--- EXERCISE REQUIREMENTS ---
Return every line in the entries below where the word "Taxes" shows up.

Website and app data records:
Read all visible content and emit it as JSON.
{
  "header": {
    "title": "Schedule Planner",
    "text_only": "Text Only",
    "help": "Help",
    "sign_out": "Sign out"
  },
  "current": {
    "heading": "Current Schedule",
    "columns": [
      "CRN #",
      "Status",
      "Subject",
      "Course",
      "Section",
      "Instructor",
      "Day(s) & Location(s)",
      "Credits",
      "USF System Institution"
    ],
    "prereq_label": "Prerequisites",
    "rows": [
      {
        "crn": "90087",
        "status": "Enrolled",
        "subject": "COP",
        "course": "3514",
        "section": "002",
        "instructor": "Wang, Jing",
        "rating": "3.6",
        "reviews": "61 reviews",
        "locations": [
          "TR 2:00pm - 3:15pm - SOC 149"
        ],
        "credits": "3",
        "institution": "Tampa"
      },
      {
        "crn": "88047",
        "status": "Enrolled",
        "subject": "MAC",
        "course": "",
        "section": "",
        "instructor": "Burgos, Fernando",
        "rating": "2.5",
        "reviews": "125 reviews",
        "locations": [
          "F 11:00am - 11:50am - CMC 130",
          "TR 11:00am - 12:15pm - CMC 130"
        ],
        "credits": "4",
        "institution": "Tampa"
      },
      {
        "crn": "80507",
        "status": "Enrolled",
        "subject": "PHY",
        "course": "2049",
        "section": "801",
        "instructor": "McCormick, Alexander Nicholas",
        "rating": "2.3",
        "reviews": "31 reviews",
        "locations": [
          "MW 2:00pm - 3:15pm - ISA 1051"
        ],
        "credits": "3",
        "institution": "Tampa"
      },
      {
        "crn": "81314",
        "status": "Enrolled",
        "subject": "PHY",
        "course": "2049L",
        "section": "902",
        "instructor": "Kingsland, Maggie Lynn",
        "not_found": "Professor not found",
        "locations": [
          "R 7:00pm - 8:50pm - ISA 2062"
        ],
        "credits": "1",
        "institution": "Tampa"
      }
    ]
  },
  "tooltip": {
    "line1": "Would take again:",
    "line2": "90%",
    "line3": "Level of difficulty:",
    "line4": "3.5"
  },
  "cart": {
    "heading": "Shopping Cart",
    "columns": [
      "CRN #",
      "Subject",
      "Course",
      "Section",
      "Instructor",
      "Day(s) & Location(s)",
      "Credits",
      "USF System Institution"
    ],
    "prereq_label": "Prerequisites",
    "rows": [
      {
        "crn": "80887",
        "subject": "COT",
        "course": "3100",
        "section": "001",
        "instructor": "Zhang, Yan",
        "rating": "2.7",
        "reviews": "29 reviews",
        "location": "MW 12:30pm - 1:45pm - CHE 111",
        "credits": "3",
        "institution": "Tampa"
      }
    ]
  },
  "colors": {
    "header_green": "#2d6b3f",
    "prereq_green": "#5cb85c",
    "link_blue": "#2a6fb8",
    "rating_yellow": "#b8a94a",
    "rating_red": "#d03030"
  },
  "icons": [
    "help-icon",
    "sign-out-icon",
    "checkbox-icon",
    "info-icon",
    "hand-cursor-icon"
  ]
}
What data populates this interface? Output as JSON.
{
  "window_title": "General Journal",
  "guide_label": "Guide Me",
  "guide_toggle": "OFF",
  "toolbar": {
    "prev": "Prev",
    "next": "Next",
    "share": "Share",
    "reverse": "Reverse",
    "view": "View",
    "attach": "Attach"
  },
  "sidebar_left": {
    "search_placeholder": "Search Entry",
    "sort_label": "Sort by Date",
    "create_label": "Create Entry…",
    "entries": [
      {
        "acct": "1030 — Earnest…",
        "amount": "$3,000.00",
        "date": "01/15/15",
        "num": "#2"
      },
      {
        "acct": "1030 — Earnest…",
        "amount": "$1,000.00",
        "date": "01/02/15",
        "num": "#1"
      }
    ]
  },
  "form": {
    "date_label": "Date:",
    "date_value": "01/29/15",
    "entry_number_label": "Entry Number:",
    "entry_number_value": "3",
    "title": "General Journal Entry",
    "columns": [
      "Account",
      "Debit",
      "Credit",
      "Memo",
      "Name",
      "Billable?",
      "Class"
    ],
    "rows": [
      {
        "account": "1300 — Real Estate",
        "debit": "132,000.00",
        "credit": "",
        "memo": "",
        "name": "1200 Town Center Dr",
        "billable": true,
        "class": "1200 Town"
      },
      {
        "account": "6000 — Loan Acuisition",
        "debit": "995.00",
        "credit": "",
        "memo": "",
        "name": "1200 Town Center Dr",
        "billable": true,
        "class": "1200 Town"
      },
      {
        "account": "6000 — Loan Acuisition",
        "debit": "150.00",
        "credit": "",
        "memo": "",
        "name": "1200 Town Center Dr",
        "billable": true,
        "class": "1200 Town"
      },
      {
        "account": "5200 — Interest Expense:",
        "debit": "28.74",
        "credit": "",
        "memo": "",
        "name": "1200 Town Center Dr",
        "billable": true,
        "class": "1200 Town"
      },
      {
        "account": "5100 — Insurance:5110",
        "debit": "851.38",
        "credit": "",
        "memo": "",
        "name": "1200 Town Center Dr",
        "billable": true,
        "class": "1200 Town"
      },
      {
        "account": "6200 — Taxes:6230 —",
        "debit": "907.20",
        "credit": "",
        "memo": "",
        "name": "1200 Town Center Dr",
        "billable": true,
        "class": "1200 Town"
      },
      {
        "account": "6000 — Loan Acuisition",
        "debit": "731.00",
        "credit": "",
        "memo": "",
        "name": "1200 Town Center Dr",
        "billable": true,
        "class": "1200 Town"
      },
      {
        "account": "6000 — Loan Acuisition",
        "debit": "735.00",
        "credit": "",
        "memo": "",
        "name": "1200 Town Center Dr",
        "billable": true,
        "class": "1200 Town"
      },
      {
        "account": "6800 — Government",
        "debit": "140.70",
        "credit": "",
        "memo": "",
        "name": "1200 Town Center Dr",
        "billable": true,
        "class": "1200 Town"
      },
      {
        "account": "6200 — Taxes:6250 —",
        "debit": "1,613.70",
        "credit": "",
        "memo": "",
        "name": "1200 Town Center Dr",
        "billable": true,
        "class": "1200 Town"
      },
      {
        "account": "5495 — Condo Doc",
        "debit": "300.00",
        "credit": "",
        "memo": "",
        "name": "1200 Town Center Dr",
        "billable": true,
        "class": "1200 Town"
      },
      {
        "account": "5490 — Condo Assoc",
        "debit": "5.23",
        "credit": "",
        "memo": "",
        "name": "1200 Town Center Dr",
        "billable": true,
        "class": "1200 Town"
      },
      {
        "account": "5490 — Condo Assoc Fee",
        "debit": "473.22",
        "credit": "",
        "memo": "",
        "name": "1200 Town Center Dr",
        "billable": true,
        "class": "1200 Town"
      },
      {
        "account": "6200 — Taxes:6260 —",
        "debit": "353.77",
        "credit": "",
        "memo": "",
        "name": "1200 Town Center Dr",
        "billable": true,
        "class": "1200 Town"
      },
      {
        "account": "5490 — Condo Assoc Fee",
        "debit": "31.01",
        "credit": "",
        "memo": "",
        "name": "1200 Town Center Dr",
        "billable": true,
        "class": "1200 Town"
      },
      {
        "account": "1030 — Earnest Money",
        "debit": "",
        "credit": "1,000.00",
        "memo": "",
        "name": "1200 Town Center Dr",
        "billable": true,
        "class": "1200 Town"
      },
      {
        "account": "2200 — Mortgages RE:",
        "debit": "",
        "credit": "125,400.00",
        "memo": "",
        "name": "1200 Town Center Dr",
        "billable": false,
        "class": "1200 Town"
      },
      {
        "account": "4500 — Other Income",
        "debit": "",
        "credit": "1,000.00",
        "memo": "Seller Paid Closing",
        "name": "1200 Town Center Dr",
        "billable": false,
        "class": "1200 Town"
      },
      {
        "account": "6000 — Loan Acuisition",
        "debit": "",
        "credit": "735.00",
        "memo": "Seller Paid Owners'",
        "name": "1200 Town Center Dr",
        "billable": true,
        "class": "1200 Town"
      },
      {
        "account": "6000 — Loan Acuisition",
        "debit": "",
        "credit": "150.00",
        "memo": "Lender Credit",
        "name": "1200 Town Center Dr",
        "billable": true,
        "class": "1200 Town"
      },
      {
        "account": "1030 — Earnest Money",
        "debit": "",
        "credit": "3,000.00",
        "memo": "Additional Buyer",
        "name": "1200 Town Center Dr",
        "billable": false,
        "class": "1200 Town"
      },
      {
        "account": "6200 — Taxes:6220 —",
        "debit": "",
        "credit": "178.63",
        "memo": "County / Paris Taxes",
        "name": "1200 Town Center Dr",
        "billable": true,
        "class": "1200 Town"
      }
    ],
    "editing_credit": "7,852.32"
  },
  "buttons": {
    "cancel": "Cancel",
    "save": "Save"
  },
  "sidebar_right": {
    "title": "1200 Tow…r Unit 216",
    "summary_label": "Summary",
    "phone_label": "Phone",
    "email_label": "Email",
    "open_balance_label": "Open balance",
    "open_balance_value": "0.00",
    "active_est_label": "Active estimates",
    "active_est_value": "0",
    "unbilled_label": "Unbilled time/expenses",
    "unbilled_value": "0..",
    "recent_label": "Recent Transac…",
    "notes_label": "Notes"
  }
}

--- EXERCISE RESPONSE ---
        "account": "6200 — Taxes:6230 —",
        "account": "6200 — Taxes:6250 —",
        "account": "6200 — Taxes:6260 —",
        "account": "6200 — Taxes:6220 —",
        "memo": "County / Paris Taxes",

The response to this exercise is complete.